Video

Video Nigerians Fleeing Boko Haram Languish in Camp Near Capital

In its five-year effort to impose Islamic law in northeastern Nigeria, the Boko Haram extremist group has killed thousands of people and forced hundreds of thousands to flee. Some of those who ran for their lives now live in squalor on the edges of the capital, Abuja. Chris Stein reports for VOA.
Video

Video Putin Says Russian Economy Will Emerge Stronger

Russian President Vladimir Putin has said his country's sinking economy will not only recover but also become stronger, despite falling oil prices and Western sanctions over Ukraine. VOA's Daniel Schearf reports.
Video

Video Detained Turkish Journalists Follow Teachings of US-Based Preacher

The Turkish government’s jailing of critical journalists has sparked international condemnation and is being seen as an effort to undermine the followers of an ailing Turkish preacher based in the United States. VOA religion reporter Jerome Socolovsky has more.
Video

Video ‘Anti-Islamization’ Marches Increase Tensions In Germany

Anti-immigrant rallies in Germany have been building in recent weeks, peaking Monday night in the city of Dresden where tens of thousands of people turned out to demonstrate against what they call the ‘Islamization’ of the West. Germany has offered asylum to more Syrian refugees than any other country, and this appears to have set off the protests. Henry Ridgwell reports from London.
Video

Video Aceh Rebuilt Decade After Tsunami, But Scars Remain

On December 26, 2004 there was an earthquake in the Indian Ocean so powerful it caused the Earth’s axis to wobble a few centimeters. Onshore on the island of Sumatra, the resulting tsunami was devastating. A decade later, VOA Correspondent Steve Herman reports from Banda Aceh, Indonesia, where although there is little remaining evidence of the physical devastation, the psychological scars among survivors remain.
Video

Video Refugees Living in Kenya Long for Peace in the Home Countries
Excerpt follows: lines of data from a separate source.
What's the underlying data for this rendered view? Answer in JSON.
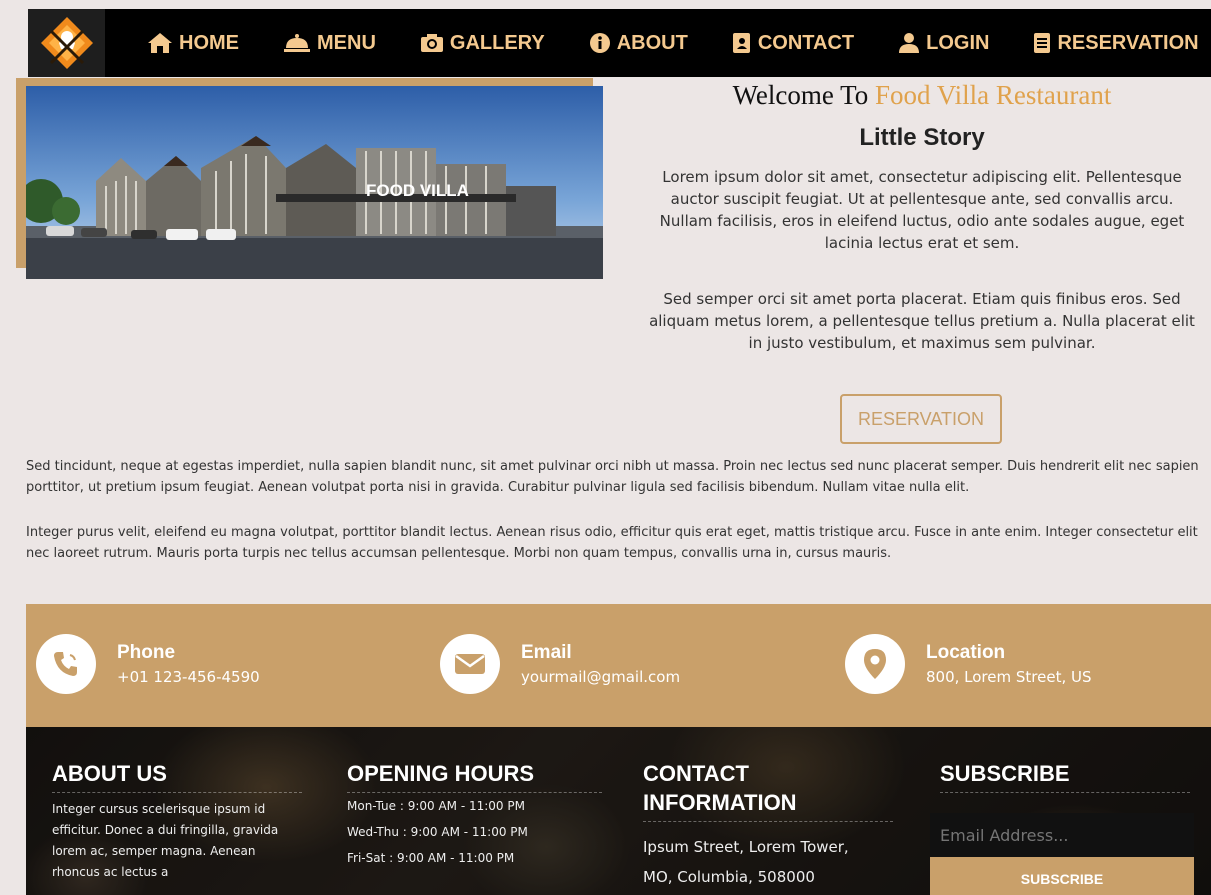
{
  "colors": {
    "accent": "#c9a06a",
    "brand_text": "#e0a24c",
    "nav_bg": "#000000",
    "nav_text": "#f4c98f",
    "page_bg": "#ece6e5"
  },
  "nav": {
    "logo_icon": "chef-hat-utensils-logo",
    "items": [
      {
        "label": "HOME",
        "icon": "home-icon"
      },
      {
        "label": "MENU",
        "icon": "cloche-icon"
      },
      {
        "label": "GALLERY",
        "icon": "camera-icon"
      },
      {
        "label": "ABOUT",
        "icon": "info-icon"
      },
      {
        "label": "CONTACT",
        "icon": "address-book-icon"
      },
      {
        "label": "LOGIN",
        "icon": "user-icon"
      },
      {
        "label": "RESERVATION",
        "icon": "list-icon"
      }
    ]
  },
  "hero": {
    "image_sign": "FOOD VILLA"
  },
  "story": {
    "welcome_prefix": "Welcome To",
    "welcome_brand": "Food Villa Restaurant",
    "title": "Little Story",
    "paragraph1": "Lorem ipsum dolor sit amet, consectetur adipiscing elit. Pellentesque auctor suscipit feugiat. Ut at pellentesque ante, sed convallis arcu. Nullam facilisis, eros in eleifend luctus, odio ante sodales augue, eget lacinia lectus erat et sem.",
    "paragraph2": "Sed semper orci sit amet porta placerat. Etiam quis finibus eros. Sed aliquam metus lorem, a pellentesque tellus pretium a. Nulla placerat elit in justo vestibulum, et maximus sem pulvinar.",
    "button_label": "RESERVATION"
  },
  "body": {
    "paragraph1": "Sed tincidunt, neque at egestas imperdiet, nulla sapien blandit nunc, sit amet pulvinar orci nibh ut massa. Proin nec lectus sed nunc placerat semper. Duis hendrerit elit nec sapien porttitor, ut pretium ipsum feugiat. Aenean volutpat porta nisi in gravida. Curabitur pulvinar ligula sed facilisis bibendum. Nullam vitae nulla elit.",
    "paragraph2": "Integer purus velit, eleifend eu magna volutpat, porttitor blandit lectus. Aenean risus odio, efficitur quis erat eget, mattis tristique arcu. Fusce in ante enim. Integer consectetur elit nec laoreet rutrum. Mauris porta turpis nec tellus accumsan pellentesque. Morbi non quam tempus, convallis urna in, cursus mauris."
  },
  "contact": {
    "phone": {
      "label": "Phone",
      "value": "+01 123-456-4590",
      "icon": "phone-icon"
    },
    "email": {
      "label": "Email",
      "value": "yourmail@gmail.com",
      "icon": "envelope-icon"
    },
    "location": {
      "label": "Location",
      "value": "800, Lorem Street, US",
      "icon": "map-pin-icon"
    }
  },
  "footer": {
    "about": {
      "title": "ABOUT US",
      "text": "Integer cursus scelerisque ipsum id efficitur. Donec a dui fringilla, gravida lorem ac, semper magna. Aenean rhoncus ac lectus a"
    },
    "hours": {
      "title": "OPENING HOURS",
      "rows": [
        "Mon-Tue : 9:00 AM - 11:00 PM",
        "Wed-Thu : 9:00 AM - 11:00 PM",
        "Fri-Sat : 9:00 AM - 11:00 PM"
      ]
    },
    "contact_info": {
      "title": "CONTACT INFORMATION",
      "address_line1": "Ipsum Street, Lorem Tower,",
      "address_line2": "MO, Columbia, 508000"
    },
    "subscribe": {
      "title": "SUBSCRIBE",
      "placeholder": "Email Address...",
      "button_label": "SUBSCRIBE"
    }
  }
}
Kenya is host to numerous refugees seeking safe haven from conflict. Immigrants from Somalia face challenges in their new lives in Kenya. Ahead of International Migrants Day (December 18) Lenny Ruvaga has more for VOA News from the Kenyan capital.

All About America

AppleAndroid